Ready to take the plunge and add a pressure cooker to your roster of kitchen appliances? It's the secret to ridiculously fast and delicious meals. Dishes that usually eat up time, like braises and risotto, take hardly any time in a pressure cooker, turning once weekend-only affairs to easy weeknight dinners.
But before you start shopping, there's one big question to ask yourself: Should I choose an electric or a stovetop pressure cooker? While both serve the same function, they definitely have their differences, and one could be a better choice for you.
Electric Pressure Cooker

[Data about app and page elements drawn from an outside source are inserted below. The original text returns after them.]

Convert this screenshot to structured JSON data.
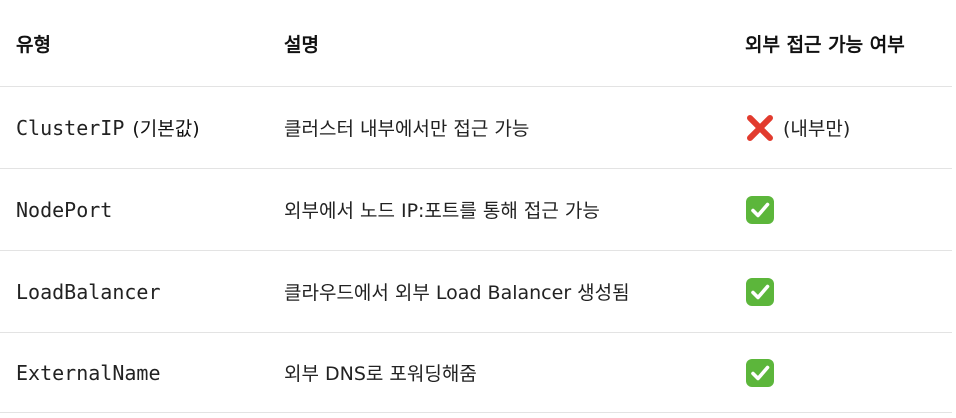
{
  "table": {
    "headers": {
      "type": "유형",
      "description": "설명",
      "external_access": "외부 접근 가능 여부"
    },
    "rows": [
      {
        "type": "ClusterIP",
        "type_note": "(기본값)",
        "description": "클러스터 내부에서만 접근 가능",
        "access_icon": "cross-mark-icon",
        "access_note": "(내부만)"
      },
      {
        "type": "NodePort",
        "description": "외부에서 노드 IP:포트를 통해 접근 가능",
        "access_icon": "check-mark-icon"
      },
      {
        "type": "LoadBalancer",
        "description": "클라우드에서 외부 Load Balancer 생성됨",
        "access_icon": "check-mark-icon"
      },
      {
        "type": "ExternalName",
        "description": "외부 DNS로 포워딩해줌",
        "access_icon": "check-mark-icon"
      }
    ]
  },
  "colors": {
    "check_green": "#5cb63b",
    "cross_red": "#e23b2e",
    "divider": "#e3e3e3"
  }
}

An electric pressure cooker's biggest advantage is that you don't have to watch it as carefully as a stovetop pressure cooker — you can set it and go about your business in the kitchen since it's not on a hot stove. Everything is automated with this type of cooker, so you simply select the pressure you need (there's often multiple settings to choose from) and it does the work. It also has its own timer to let you know when your food is done. All of these things combine to make a cooker that's a bit easier to use, especially if you're a first-time pressure-cooker user.

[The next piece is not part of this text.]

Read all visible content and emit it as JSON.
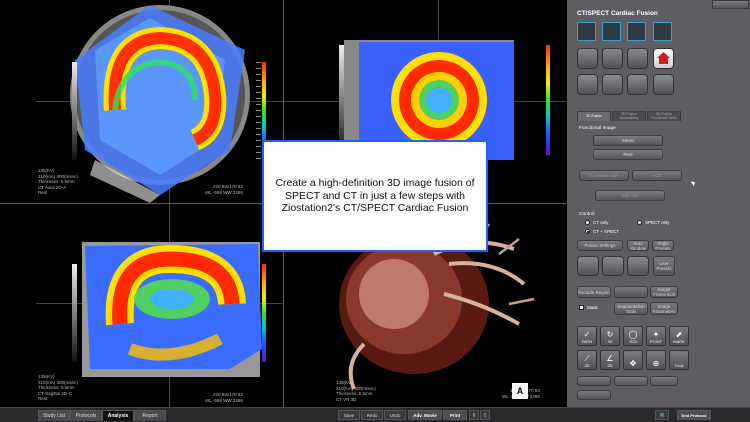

It does, however, take more time to bring it up to and release pressure. And high pressure on an electric pressure cooker can often be a bit weaker than that on a stovetop cooker. This results in a longer cooking time. But the difference is small; for example, in this pressure-cooker kalua pig recipe, it takes 15 minutes longer to cook in an electric cooker.
Because of all the bells and whistles, electric pressure cookers are more expensive. The average electric cooker is six quarts, although smaller and larger models do exist — just keep in mind that electric cookers tend to be bulkier than stovetop cookers, making them a little more difficult to store.
Stovetop Pressure Cooker
While it might not be as high-tech as an electric pressure cooker, a stovetop pressure cooker is reliable and cost-efficient. This type of cooker goes right on your gas or electric range. It comes in various sizes, from as small as four quarts to as large as eight quarts.
A stovetop pressure cooker usually has at least two settings: low and high pressure. You'll need to adjust your stove by turning it to maximum heat while the cooker reaches pressure, then lowering it while the cooker maintains that pressure. Most don't have a built-in timer, so you just need to watch the clock yourself to know when your food is done.
This type of cooker tends to be easier to store, as it can often be stored among your other pots and pans since it's a similar shape and size. You can also use the base of the pot, without the lid, as a regular cooking pot, giving it dual purpose. So if you have limited space, it might be a better option.
Read More: 5 Excellent Pressure Cooker Resources